Filter these records by the string "Cannot", copying each line that holds it.

*** Record extracts Section Begins ***

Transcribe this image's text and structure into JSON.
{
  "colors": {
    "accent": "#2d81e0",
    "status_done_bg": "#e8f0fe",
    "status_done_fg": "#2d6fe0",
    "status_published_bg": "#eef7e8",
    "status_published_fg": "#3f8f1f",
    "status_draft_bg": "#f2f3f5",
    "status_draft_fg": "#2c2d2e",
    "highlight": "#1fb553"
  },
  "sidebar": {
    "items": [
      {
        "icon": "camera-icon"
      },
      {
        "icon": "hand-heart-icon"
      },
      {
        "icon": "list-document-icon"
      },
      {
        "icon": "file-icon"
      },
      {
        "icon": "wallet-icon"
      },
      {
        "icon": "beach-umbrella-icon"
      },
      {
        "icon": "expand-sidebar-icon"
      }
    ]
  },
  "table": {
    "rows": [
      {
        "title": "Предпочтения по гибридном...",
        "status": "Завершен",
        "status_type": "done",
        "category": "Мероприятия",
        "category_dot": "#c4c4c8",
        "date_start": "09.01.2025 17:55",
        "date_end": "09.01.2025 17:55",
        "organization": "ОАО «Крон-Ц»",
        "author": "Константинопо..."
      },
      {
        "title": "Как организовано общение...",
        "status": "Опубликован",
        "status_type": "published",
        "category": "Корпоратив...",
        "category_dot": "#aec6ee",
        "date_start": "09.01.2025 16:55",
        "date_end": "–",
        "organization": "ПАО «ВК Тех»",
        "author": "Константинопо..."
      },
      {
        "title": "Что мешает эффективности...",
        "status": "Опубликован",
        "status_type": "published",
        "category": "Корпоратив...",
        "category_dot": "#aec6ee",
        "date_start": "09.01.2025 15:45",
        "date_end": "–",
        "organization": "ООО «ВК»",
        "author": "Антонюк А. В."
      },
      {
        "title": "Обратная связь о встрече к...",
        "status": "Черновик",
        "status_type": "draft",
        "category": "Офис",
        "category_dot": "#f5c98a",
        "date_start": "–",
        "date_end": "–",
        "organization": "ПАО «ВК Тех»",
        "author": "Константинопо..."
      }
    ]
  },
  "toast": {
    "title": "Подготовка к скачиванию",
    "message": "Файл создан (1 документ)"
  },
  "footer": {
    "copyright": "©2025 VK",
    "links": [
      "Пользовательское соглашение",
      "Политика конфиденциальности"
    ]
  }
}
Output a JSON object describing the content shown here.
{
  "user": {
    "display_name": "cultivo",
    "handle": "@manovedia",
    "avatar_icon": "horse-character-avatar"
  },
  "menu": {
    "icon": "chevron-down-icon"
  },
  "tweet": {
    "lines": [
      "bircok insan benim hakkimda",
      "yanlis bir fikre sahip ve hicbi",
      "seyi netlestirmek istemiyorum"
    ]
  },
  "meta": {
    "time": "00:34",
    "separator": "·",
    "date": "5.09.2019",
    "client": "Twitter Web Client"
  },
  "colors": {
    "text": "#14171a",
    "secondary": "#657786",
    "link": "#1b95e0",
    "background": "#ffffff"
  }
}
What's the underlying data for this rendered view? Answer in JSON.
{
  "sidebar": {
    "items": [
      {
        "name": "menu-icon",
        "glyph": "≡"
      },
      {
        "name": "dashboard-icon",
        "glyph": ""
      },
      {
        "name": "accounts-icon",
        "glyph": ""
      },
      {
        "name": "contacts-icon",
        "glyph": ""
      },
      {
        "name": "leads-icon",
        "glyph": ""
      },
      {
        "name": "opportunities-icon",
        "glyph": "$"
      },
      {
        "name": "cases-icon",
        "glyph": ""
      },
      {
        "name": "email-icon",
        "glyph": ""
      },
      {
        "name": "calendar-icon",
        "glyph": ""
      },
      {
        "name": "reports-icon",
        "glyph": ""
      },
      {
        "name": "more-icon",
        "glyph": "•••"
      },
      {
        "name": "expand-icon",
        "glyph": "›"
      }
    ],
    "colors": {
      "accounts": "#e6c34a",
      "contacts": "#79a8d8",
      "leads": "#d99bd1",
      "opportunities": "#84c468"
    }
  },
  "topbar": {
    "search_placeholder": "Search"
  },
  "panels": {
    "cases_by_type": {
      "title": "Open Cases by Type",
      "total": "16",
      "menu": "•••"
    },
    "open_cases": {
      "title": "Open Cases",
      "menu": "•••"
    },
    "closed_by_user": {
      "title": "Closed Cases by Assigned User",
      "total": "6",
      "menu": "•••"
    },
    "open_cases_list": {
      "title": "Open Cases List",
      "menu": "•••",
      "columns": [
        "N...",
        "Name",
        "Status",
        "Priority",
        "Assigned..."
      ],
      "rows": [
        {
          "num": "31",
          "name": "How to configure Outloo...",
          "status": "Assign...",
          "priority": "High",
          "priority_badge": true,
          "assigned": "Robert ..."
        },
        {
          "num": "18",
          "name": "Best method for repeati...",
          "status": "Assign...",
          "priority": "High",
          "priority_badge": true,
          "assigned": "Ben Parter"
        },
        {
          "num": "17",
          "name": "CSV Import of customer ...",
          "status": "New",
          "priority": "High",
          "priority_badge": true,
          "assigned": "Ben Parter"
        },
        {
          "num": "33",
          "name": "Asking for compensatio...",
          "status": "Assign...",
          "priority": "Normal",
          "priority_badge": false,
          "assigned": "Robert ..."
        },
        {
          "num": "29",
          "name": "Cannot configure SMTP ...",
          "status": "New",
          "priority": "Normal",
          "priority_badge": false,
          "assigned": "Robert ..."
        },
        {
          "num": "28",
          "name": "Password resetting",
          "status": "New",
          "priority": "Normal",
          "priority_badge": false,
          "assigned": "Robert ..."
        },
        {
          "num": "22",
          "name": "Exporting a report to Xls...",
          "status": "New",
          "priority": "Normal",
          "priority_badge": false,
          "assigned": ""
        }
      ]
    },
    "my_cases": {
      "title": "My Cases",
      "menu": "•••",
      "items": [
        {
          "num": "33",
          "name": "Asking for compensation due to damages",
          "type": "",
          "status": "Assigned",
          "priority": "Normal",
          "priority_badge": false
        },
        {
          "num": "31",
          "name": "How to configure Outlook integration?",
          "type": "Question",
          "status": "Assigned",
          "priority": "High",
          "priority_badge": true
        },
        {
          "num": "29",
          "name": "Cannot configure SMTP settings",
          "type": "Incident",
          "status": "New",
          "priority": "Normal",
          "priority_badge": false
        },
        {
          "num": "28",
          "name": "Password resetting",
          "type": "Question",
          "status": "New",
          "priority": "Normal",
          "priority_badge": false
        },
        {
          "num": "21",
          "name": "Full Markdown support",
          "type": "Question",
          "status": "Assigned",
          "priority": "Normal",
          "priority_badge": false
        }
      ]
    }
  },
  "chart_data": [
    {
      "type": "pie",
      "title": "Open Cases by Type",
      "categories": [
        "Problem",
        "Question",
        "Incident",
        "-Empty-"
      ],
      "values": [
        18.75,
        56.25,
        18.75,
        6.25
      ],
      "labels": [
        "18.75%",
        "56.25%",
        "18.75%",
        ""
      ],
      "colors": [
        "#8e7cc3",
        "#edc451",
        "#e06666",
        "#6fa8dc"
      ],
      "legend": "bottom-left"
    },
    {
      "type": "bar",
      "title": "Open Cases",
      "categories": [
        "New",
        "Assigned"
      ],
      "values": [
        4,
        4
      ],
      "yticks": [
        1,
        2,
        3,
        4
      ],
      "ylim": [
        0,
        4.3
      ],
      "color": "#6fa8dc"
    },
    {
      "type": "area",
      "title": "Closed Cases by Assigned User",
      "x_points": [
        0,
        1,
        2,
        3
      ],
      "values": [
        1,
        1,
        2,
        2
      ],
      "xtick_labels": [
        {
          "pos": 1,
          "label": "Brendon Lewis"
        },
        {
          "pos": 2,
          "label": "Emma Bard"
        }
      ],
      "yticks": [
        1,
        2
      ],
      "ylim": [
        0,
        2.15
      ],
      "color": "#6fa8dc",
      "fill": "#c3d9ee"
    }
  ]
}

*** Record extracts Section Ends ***

Task answer:
          "name": "Cannot configure SMTP ...",
          "name": "Cannot configure SMTP settings",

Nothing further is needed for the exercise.